“It’s been one helluva year,” says The Overtones singer Darren Everest as he recounts the group’s experiences in 2018.
Everest is of course referring to the death of his bandmate Timmy Matley, an ebullient Irishman who died in April, aged 36, after falling from a balcony in East London.
In the immediate aftermath of Matley’s death – later ruled by a coroner to be a drug-related accident – Everest and bandmates Mark Franks, Lachie Chapman and Mike Crawshaw “hid under a rock” while trying to come to terms with their grief.
The vocal harmony group, best known for their doo-wop inspired covers and dapper suits, had always been much more than mere professional colleagues. Early in their career they worked together as painters and decorators by day and gigged at night. After much hard graft the tight-knit bunch were scouted while on a job in Oxford Street and signed to Warner Bros in 2010. Five albums and much success followed until 2016 when Matley was diagnosed with skin cancer. He appeared to be on the road back to good health when he died.
When Everest, Franks, Chapman and Crawshaw got together following Matley’s death, talk eventually turned to the future. What next for The Overtones? Was it right to go on without Matley, a central figure who often sang lead vocals? The boys contemplated calling it a day but, says Everest, “that just didn’t feel right”.

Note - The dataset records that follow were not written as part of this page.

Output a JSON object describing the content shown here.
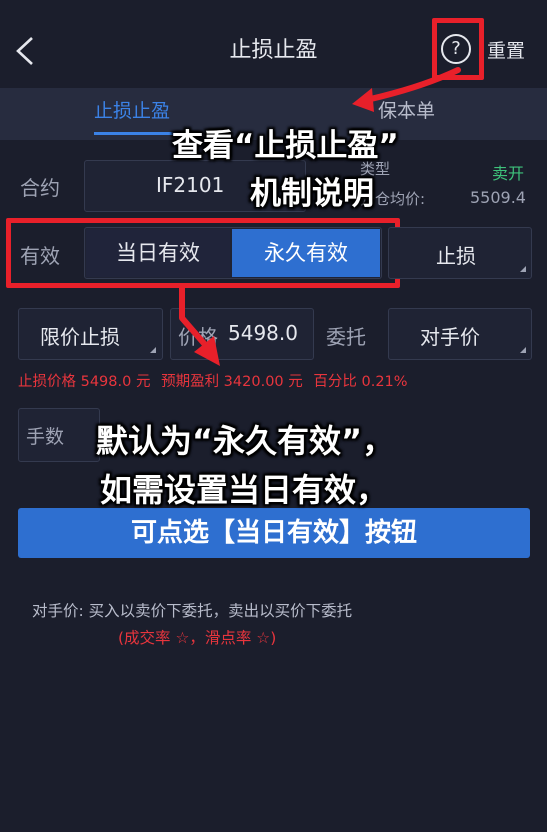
{
  "header": {
    "title": "止损止盈",
    "reset_label": "重置",
    "help_glyph": "?"
  },
  "tabs": [
    {
      "label": "止损止盈",
      "active": true
    },
    {
      "label": "保本单",
      "active": false
    }
  ],
  "form": {
    "contract_label": "合约",
    "contract_value": "IF2101",
    "type_label": "类型",
    "type_value": "卖开",
    "open_avg_label": "开仓均价:",
    "open_avg_value": "5509.4",
    "validity_label": "有效",
    "validity_options": [
      "当日有效",
      "永久有效"
    ],
    "validity_selected": "永久有效",
    "stop_type": "止损",
    "order_type": "限价止损",
    "price_label": "价格",
    "price_value": "5498.0",
    "entrust_label": "委托",
    "entrust_value": "对手价",
    "qty_label": "手数"
  },
  "info": {
    "stop_price": "止损价格 5498.0 元",
    "expected_profit": "预期盈利 3420.00 元",
    "percent": "百分比 0.21%"
  },
  "submit_label": "可点选【当日有效】按钮",
  "notes": {
    "line1": "对手价:  买入以卖价下委托，卖出以买价下委托",
    "line2": "(成交率 ☆，滑点率 ☆)"
  },
  "overlay": {
    "line1": "查看“止损止盈”",
    "line2": "机制说明",
    "line3": "默认为“永久有效”，",
    "line4": "如需设置当日有效，"
  },
  "colors": {
    "accent": "#2e6fd0",
    "annotation": "#e8202a",
    "profit_green": "#3ec27b",
    "loss_red": "#e8353d"
  }
}
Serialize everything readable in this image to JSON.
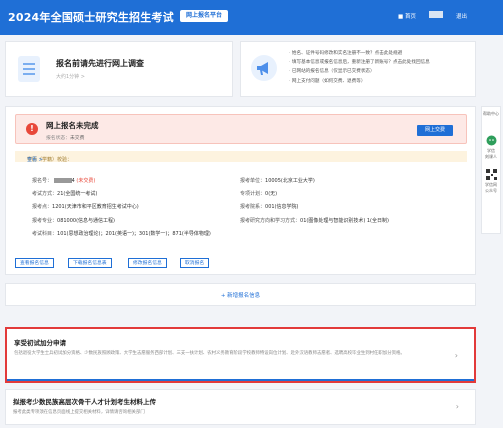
{
  "header": {
    "title": "2024年全国硕士研究生招生考试",
    "platform_badge": "网上报名平台",
    "home_link": "■ 首页",
    "logout_link": "退出"
  },
  "survey": {
    "heading": "报名前请先进行网上调查",
    "subtext": "大约1分钟 >"
  },
  "notices": [
    "姓名、证件号码修改和实名注册不一致？点击此处规避",
    "填写基本信息或报名信息后，重新注册了新账号？点击此处找回信息",
    "已网站的报名信息（仅显示已交费状态）",
    "网上支付问题（如何交费、退费等）"
  ],
  "status": {
    "title": "网上报名未完成",
    "sub_label": "报名状态：",
    "sub_value": "未交费",
    "pay_button": "网上交费"
  },
  "education": {
    "label": "学历（学籍）校验：",
    "link": "查看 >"
  },
  "fields": {
    "reg_no_label": "报名号：",
    "reg_no_suffix": "4",
    "reg_no_status": "(未交费)",
    "exam_type_label": "考试方式：",
    "exam_type_value": "21(全国统一考试)",
    "test_site_label": "报考点：",
    "test_site_value": "1201(天津市和平区教育招生考试中心)",
    "major_label": "报考专业：",
    "major_value": "081000(信息与通信工程)",
    "subjects_label": "考试科目：",
    "subjects_value": "101(思想政治理论)；201(英语一)；301(数学一)；871(半导体物理)",
    "unit_label": "报考单位：",
    "unit_value": "10005(北京工业大学)",
    "plan_label": "专项计划：",
    "plan_value": "0(无)",
    "dept_label": "报考院系：",
    "dept_value": "001(信息学院)",
    "direction_label": "报考研究方向和学习方式：",
    "direction_value": "01(图像处理与智能识别技术) 1(全日制)"
  },
  "actions": [
    "查看报名信息",
    "下载报名信息表",
    "修改报名信息",
    "取消报名"
  ],
  "add_button": "+ 新增报名信息",
  "bonus": {
    "title": "享受初试加分申请",
    "desc": "包括退役大学生士兵初试加分资格、少数民族照顾政策、大学生志愿服务西部计划、三支一扶计划、农村义务教育阶段学校教师特设岗位计划、赴外汉语教师志愿者、选聘高校毕业生到村任职加分资格。"
  },
  "minority": {
    "title": "拟报考少数民族高层次骨干人才计划考生材料上传",
    "desc": "报考此类专项须在信息页面线上提交相关材料，详情请咨询相关部门"
  },
  "side": {
    "help": "帮助中心",
    "wechat": "学信\n刻课人",
    "qr": "学信网\n公众号"
  },
  "colors": {
    "brand": "#1f6fd6",
    "alert": "#e8483a",
    "highlight_border": "#e23a3a"
  }
}
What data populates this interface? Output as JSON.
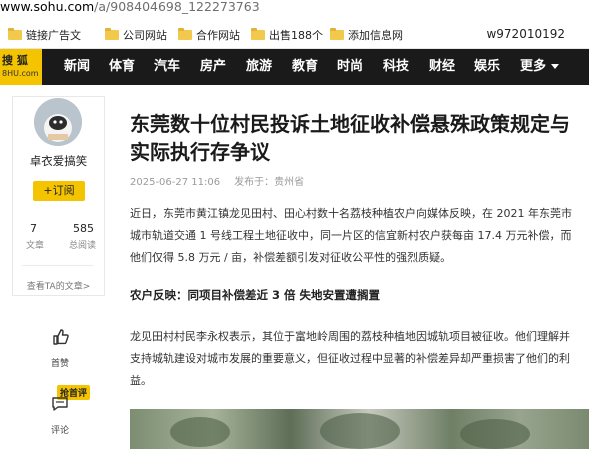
{
  "browser": {
    "url_host": "www.sohu.com",
    "url_path": "/a/908404698_122273763"
  },
  "bookmarks": {
    "items": [
      "链接广告文",
      "公司网站",
      "合作网站",
      "出售188个",
      "添加信息网"
    ],
    "user": "w972010192"
  },
  "nav": {
    "logo_main": "搜 狐",
    "logo_sub": "8HU.com",
    "items": [
      "新闻",
      "体育",
      "汽车",
      "房产",
      "旅游",
      "教育",
      "时尚",
      "科技",
      "财经",
      "娱乐",
      "更多"
    ]
  },
  "author": {
    "name": "卓衣爱搞笑",
    "follow_label": "+订阅",
    "articles_count": "7",
    "articles_label": "文章",
    "reads_count": "585",
    "reads_label": "总阅读",
    "see_all": "查看TA的文章>"
  },
  "actions": {
    "like_label": "首赞",
    "comment_badge": "抢首评",
    "comment_label": "评论"
  },
  "article": {
    "title_line1": "东莞数十位村民投诉土地征收补偿悬殊政策规定与",
    "title_line2": "实际执行存争议",
    "date": "2025-06-27 11:06",
    "location": "发布于：贵州省",
    "p1_line1": "近日，东莞市黄江镇龙见田村、田心村数十名荔枝种植农户向媒体反映，在 2021 年东莞市",
    "p1_line2": "城市轨道交通 1 号线工程土地征收中，同一片区的信宜新村农户获每亩 17.4 万元补偿，而",
    "p1_line3": "他们仅得 5.8 万元 / 亩，补偿差额引发对征收公平性的强烈质疑。",
    "subheading": "农户反映：同项目补偿差近 3 倍 失地安置遭搁置",
    "p2_line1": "龙见田村村民李永权表示，其位于富地岭周围的荔枝种植地因城轨项目被征收。他们理解并",
    "p2_line2": "支持城轨建设对城市发展的重要意义，但征收过程中显著的补偿差异却严重损害了他们的利",
    "p2_line3": "益。"
  }
}
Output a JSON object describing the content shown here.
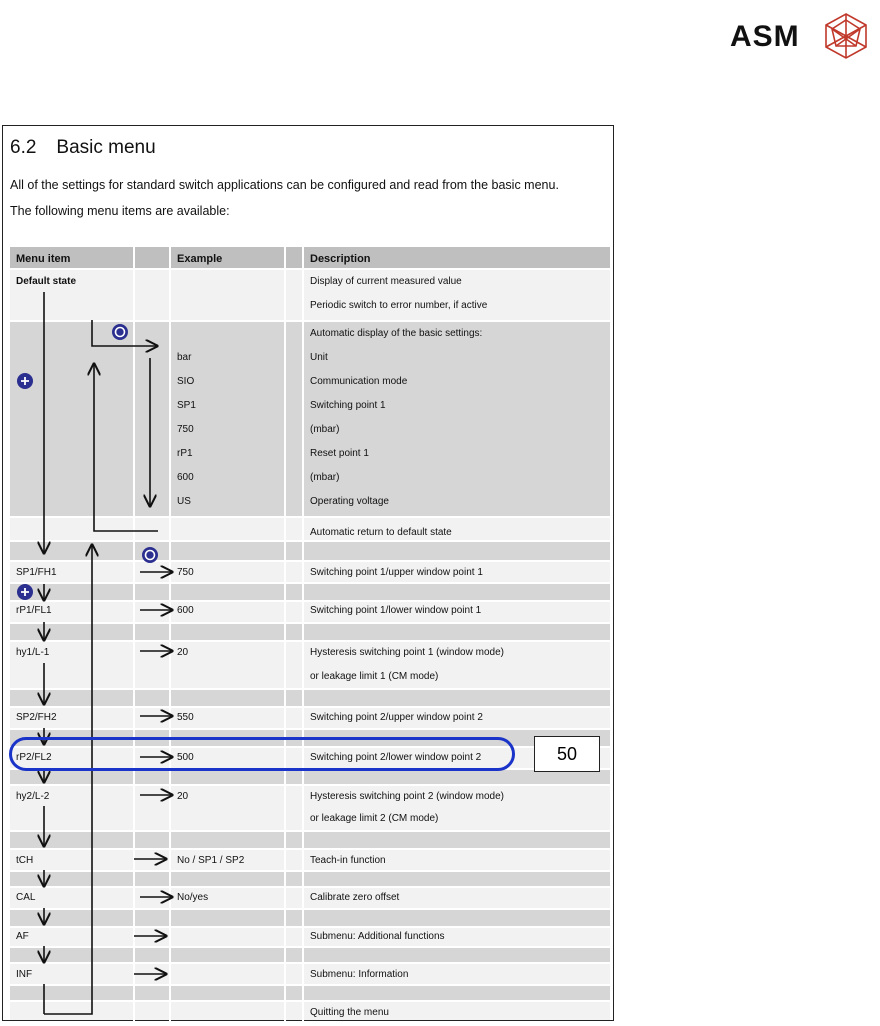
{
  "logo": {
    "text": "ASM"
  },
  "section": {
    "number": "6.2",
    "title": "Basic menu"
  },
  "intro": [
    "All of the settings for standard switch applications can be configured and read from the basic menu.",
    "The following menu items are available:"
  ],
  "table": {
    "headers": {
      "menu_item": "Menu item",
      "example": "Example",
      "description": "Description"
    },
    "default_state": {
      "label": "Default state",
      "desc": [
        "Display of current measured value",
        "Periodic switch to error number, if active"
      ]
    },
    "auto_display": {
      "title": "Automatic display of the basic settings:",
      "rows": [
        {
          "example": "bar",
          "desc": "Unit"
        },
        {
          "example": "SIO",
          "desc": "Communication mode"
        },
        {
          "example": "SP1",
          "desc": "Switching point 1"
        },
        {
          "example": "750",
          "desc": "(mbar)"
        },
        {
          "example": "rP1",
          "desc": "Reset point 1"
        },
        {
          "example": "600",
          "desc": "(mbar)"
        },
        {
          "example": "US",
          "desc": "Operating voltage"
        }
      ],
      "return_text": "Automatic return to default state"
    },
    "items": [
      {
        "item": "SP1/FH1",
        "example": "750",
        "desc": [
          "Switching point 1/upper window point 1"
        ]
      },
      {
        "item": "rP1/FL1",
        "example": "600",
        "desc": [
          "Switching point 1/lower window point 1"
        ]
      },
      {
        "item": "hy1/L-1",
        "example": "20",
        "desc": [
          "Hysteresis switching point 1 (window mode)",
          "or leakage limit 1 (CM mode)"
        ]
      },
      {
        "item": "SP2/FH2",
        "example": "550",
        "desc": [
          "Switching point 2/upper window point 2"
        ]
      },
      {
        "item": "rP2/FL2",
        "example": "500",
        "desc": [
          "Switching point 2/lower window point 2"
        ]
      },
      {
        "item": "hy2/L-2",
        "example": "20",
        "desc": [
          "Hysteresis switching point 2 (window mode)",
          "or leakage limit 2 (CM mode)"
        ]
      },
      {
        "item": "tCH",
        "example": "No / SP1 / SP2",
        "desc": [
          "Teach-in function"
        ]
      },
      {
        "item": "CAL",
        "example": "No/yes",
        "desc": [
          "Calibrate zero offset"
        ]
      },
      {
        "item": "AF",
        "example": "",
        "desc": [
          "Submenu: Additional functions"
        ]
      },
      {
        "item": "INF",
        "example": "",
        "desc": [
          "Submenu: Information"
        ]
      }
    ],
    "quit_text": "Quitting the menu"
  },
  "highlight": {
    "page_number": "50"
  },
  "colors": {
    "callout": "#1a33c8",
    "band_dark": "#d6d6d6",
    "band_light": "#f2f2f2",
    "header": "#bfbfbf",
    "button": "#2b2f8f"
  },
  "icons": [
    "asm-crystal-logo-icon",
    "set-button-icon",
    "plus-button-icon",
    "arrow-right-icon",
    "arrow-down-icon",
    "arrow-up-icon"
  ]
}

With their summer tour cancelled, they headed back to the studio to work with producer Julian Hinton and engineer Simon Bloor, a move that kickstarted the healing process.
“There was something about being together, but not having to talk about what had happened every day, that helped,” Everest says. “It was a relief to just be singing. We were all really missing him. We poured our hearts and souls into the album.”
The result is The Overtones, a collection of covers and originals all carefully chosen to pay tribute to Matley, whose vocals feature on Will You Still Love Me Tomorrow (recorded before his death).
The Overtones are currently on tour promoting the album and have been overwhelmed by the support they’ve received from fans.
“Many of them have thanked us for giving them a chance to celebrate Timmy as well. When we sing songs like Goodbye by the Spice Girls it’s really emotional for them – and us. It’s impossible to sing the lyrics and not think about Timmy.
“It sounds like a cliché, but as a group we’ve really pulled together. No one knows what it feels like to go through what we’ve been through apart from the four of us.”